▶ _Input_
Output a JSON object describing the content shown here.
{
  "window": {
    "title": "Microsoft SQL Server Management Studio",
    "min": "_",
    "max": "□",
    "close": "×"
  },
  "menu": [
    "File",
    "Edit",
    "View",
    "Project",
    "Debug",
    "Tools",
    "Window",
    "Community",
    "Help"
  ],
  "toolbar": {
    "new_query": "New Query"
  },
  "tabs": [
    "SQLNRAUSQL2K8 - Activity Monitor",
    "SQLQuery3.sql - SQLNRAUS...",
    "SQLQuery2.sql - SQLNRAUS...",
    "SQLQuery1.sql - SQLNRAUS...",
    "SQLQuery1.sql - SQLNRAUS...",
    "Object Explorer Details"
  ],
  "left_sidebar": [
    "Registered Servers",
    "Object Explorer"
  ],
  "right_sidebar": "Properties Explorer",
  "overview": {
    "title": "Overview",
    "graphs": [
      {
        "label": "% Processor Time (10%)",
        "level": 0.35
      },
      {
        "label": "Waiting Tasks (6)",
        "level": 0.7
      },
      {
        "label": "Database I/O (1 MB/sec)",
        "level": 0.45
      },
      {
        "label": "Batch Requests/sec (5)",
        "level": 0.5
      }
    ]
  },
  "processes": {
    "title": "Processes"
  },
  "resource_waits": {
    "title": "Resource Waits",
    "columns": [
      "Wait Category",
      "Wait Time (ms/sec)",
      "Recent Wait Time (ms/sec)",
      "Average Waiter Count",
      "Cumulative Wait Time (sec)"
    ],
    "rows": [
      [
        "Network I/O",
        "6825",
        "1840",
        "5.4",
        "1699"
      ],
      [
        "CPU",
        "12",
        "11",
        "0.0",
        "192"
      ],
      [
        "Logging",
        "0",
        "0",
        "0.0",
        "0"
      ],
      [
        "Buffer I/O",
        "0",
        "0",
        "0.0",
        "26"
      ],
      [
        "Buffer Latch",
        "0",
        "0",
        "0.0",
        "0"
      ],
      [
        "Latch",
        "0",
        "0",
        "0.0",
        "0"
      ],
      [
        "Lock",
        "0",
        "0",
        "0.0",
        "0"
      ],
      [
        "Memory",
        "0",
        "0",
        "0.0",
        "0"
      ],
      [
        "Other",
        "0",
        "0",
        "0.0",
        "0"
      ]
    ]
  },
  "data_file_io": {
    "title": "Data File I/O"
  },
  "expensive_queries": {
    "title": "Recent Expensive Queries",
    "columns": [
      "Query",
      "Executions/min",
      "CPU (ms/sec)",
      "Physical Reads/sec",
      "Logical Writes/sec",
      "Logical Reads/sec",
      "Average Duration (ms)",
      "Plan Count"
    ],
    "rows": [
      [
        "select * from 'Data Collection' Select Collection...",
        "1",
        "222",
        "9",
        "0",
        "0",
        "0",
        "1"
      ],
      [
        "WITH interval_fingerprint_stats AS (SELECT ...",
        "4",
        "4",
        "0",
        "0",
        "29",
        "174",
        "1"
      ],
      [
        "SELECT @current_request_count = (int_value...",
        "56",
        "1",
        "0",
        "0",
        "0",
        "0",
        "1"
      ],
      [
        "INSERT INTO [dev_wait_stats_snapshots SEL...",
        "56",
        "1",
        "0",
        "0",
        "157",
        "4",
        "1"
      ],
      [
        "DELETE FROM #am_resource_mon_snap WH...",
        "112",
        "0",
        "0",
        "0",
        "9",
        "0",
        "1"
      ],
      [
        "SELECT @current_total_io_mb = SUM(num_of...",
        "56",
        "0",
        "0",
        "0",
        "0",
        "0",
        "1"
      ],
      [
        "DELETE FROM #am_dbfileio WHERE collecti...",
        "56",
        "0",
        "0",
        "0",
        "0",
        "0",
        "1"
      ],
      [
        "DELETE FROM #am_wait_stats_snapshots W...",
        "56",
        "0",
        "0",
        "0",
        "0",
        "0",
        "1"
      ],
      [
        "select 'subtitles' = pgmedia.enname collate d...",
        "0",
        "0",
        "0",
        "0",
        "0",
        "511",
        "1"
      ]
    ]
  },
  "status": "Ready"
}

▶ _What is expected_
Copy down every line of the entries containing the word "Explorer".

▶ _Answer to this task_
    "Object Explorer Details"
    "Object Explorer"
  "right_sidebar": "Properties Explorer",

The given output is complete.